I'm consistently unsure as to what this blog is supposed to "be." I came across an article that was first published in the Daily Herald that really has me thinking, so I thought I would put it here, for your information.
I am a huge advocate of public education, I have a degree in English Secondary Education, I have taught in different public schools, and I am the product of public schools. This is a hot topic. Enjoy!
Vouchers not good for Utah schools, society
by Richard Davis, Linda Shelton and Jim Hunter
Utah must seem funny to much of the rest of the United States.
We're not talking about polygamy or state liquor laws. Rather, it is the fact that the state will be paying people not to send their children to Utah's public schools.
Next year, the state will pay an estimated $9 million to parents not to send their children to a public school. And the cost will go up to an estimated $48 million a year by 2020.
Not only does that seem strange, but this is the state with the lowest per-pupil spending in the nation. Utah not only spends the least on public education per capita but spends more than $400 less per pupil than the next lowest state. Yet somehow the state has money to give to people not sending their children to public schools. Clearly, this policy makes no sense fiscally.
It also does not speak highly of Utah's commitment to its own public education system. This despite the fact that Utah students consistently rank highly on AP tests, Utah has a much higher-than-average high school graduation rate, and the state excels at the percentage of residents who are college graduates. Moreover, about 95 percent of Utah's school-age children attend public schools. Clearly, public education should be a Utah value.
Yet, various groups supporting vouchers routinely malign Utah's public schools. Some voucher proponents even hope the public education fails and the state turns to private education.
With all the criticism of public schools, it is easy to forget why we have public education in the first place. The United States invented public education; Horace Mann established the first public school in Massachusetts in 1839. Public schools spread quickly across the nation and dominate today. Universal access to education is a hallmark of America, one that Americans can be proud of. Our public education system is key to that universal access.
Unlike many other nations, Americans reject a caste system where rich people go to private schools and everybody else goes without an education or is left to a severely under-supported public education system. Such systems are the product of an intense selfishness where those who have the resources to help society as a whole instead choose to create their own private school system.

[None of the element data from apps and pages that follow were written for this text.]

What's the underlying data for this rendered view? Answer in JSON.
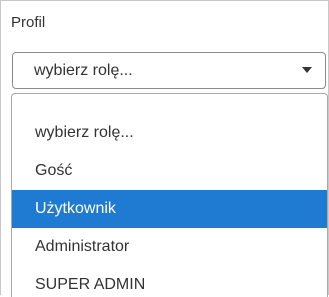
{
  "profile": {
    "label": "Profil",
    "select": {
      "selected_value": "wybierz rolę...",
      "caret_icon": "caret-down-icon"
    },
    "dropdown": {
      "options": [
        "wybierz rolę...",
        "Gość",
        "Użytkownik",
        "Administrator",
        "SUPER ADMIN"
      ],
      "highlighted_option": "Użytkownik"
    }
  },
  "colors": {
    "highlight": "#1e7bd1",
    "highlight_text": "#ffffff",
    "text": "#333333"
  }
}
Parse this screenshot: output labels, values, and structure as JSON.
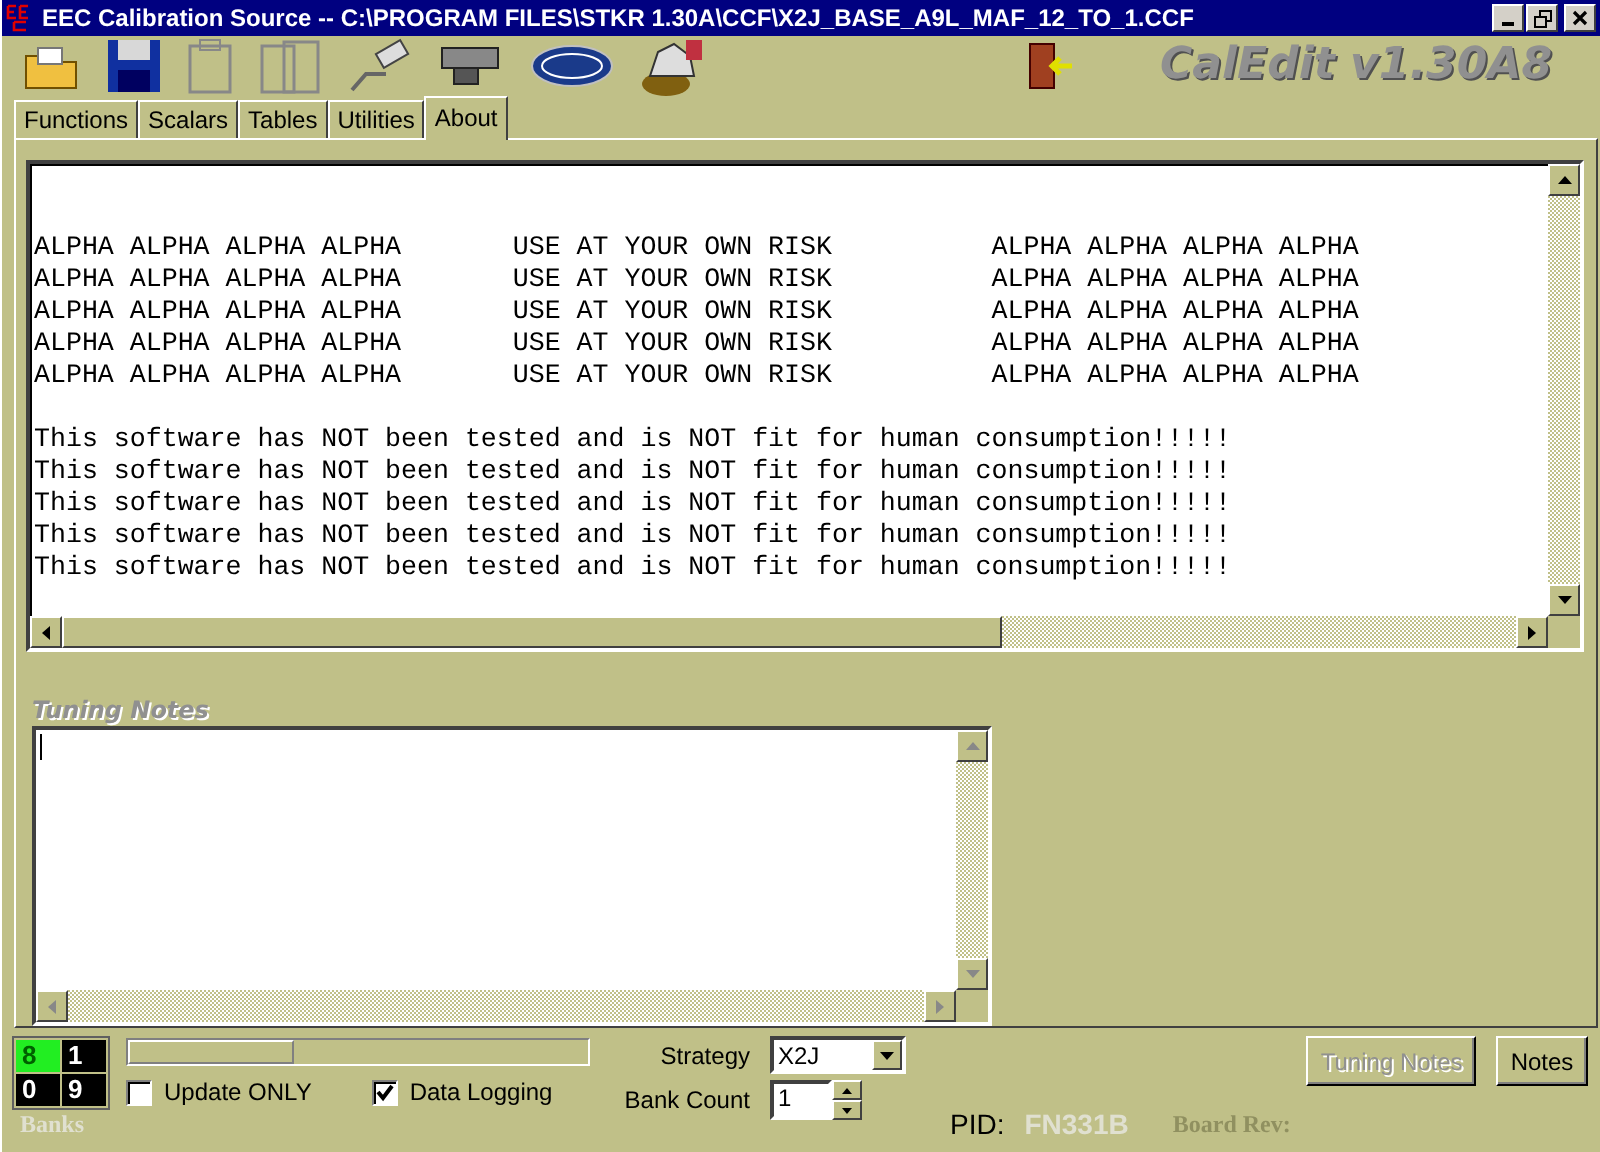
{
  "window": {
    "title": "EEC Calibration Source -- C:\\PROGRAM FILES\\STKR 1.30A\\CCF\\X2J_BASE_A9L_MAF_12_TO_1.CCF"
  },
  "logo": "CalEdit v1.30A8",
  "tabs": [
    {
      "label": "Functions",
      "selected": false
    },
    {
      "label": "Scalars",
      "selected": false
    },
    {
      "label": "Tables",
      "selected": false
    },
    {
      "label": "Utilities",
      "selected": false
    },
    {
      "label": "About",
      "selected": true
    }
  ],
  "about_lines": [
    "ALPHA ALPHA ALPHA ALPHA       USE AT YOUR OWN RISK          ALPHA ALPHA ALPHA ALPHA",
    "ALPHA ALPHA ALPHA ALPHA       USE AT YOUR OWN RISK          ALPHA ALPHA ALPHA ALPHA",
    "ALPHA ALPHA ALPHA ALPHA       USE AT YOUR OWN RISK          ALPHA ALPHA ALPHA ALPHA",
    "ALPHA ALPHA ALPHA ALPHA       USE AT YOUR OWN RISK          ALPHA ALPHA ALPHA ALPHA",
    "ALPHA ALPHA ALPHA ALPHA       USE AT YOUR OWN RISK          ALPHA ALPHA ALPHA ALPHA"
  ],
  "warning_lines": [
    "This software has NOT been tested and is NOT fit for human consumption!!!!!",
    "This software has NOT been tested and is NOT fit for human consumption!!!!!",
    "This software has NOT been tested and is NOT fit for human consumption!!!!!",
    "This software has NOT been tested and is NOT fit for human consumption!!!!!",
    "This software has NOT been tested and is NOT fit for human consumption!!!!!"
  ],
  "tuning_notes": {
    "label": "Tuning Notes"
  },
  "banks": {
    "label": "Banks",
    "cells": [
      {
        "label": "8",
        "selected": true
      },
      {
        "label": "1",
        "selected": false
      },
      {
        "label": "0",
        "selected": false
      },
      {
        "label": "9",
        "selected": false
      }
    ]
  },
  "progress": {
    "level": 0.36
  },
  "checkboxes": [
    {
      "label": "Update ONLY",
      "checked": false
    },
    {
      "label": "Data Logging",
      "checked": true
    }
  ],
  "strategy": {
    "label": "Strategy",
    "value": "X2J"
  },
  "bank_count": {
    "label": "Bank Count",
    "value": "1"
  },
  "pid": {
    "label": "PID:",
    "value": "FN331B"
  },
  "board_rev": {
    "label": "Board Rev:"
  },
  "buttons": [
    {
      "label": "Tuning Notes",
      "disabled": true
    },
    {
      "label": "Notes",
      "disabled": false
    }
  ]
}
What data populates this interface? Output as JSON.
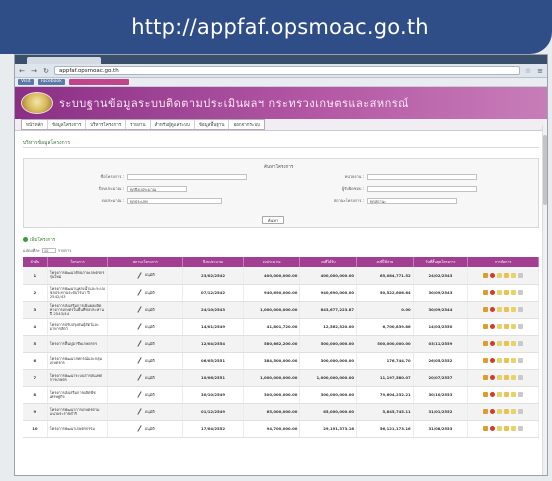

By contrast, America is a public-oriented society valuing the education of everybody's children. Public education brings together students from across the potential societal divides - rich and poor, black and white, Catholic or Protestant or LDS. It creates a common culture for our society. As children learn together in public schools, they later become adults who share common values, participate together in civic life and possess a sense of community. Public education is designed to bring us together, to enhance our sense of a united people.
But with vouchers, we are moving away from those traditional American values. And, sadly, Utah is leading the way backwards. Backwards to the two-tier system Horace Mann and many educators over the years sought to change. Backwards to the type of system that is prevalent in so many other nations. (It would be surprising for many in those countries who want to reform their systems and adopt the U.S. model to think that there are those in the United States who want to emulate their model.)
Proponents of vouchers will respond by saying the idea of choice is American, too. Indeed it is. But vouchers are not about choice. The choice to send children to a private school is not the issue. Choice already exists.
The issue is taxpayer money being taken form the many to support a few who don't want to send their children to public schools and want taxpayer money to do it. It is about a government subsidy, a handout if you will, to pay people not to attend public schools.
Opting out has always been, well, an option for anyone. No child is forced to attend public school. And those who want to form their own subculture certainly are allowed to do so in a free society. But, until now, the state didn't subsidize people who opted out. Vouchers, however, do just that.
A petition is circulating to place private school subsidies on the ballot. We urge residents to sign it. Let the voters decide whether our taxpayer money should be spent of public education or on private school vouchers.
Richard Davis teaches political science at BYU. Linda Shelton teaches English at UVSC. Jim Hunter is Associate Director of the Institute of Emergency Services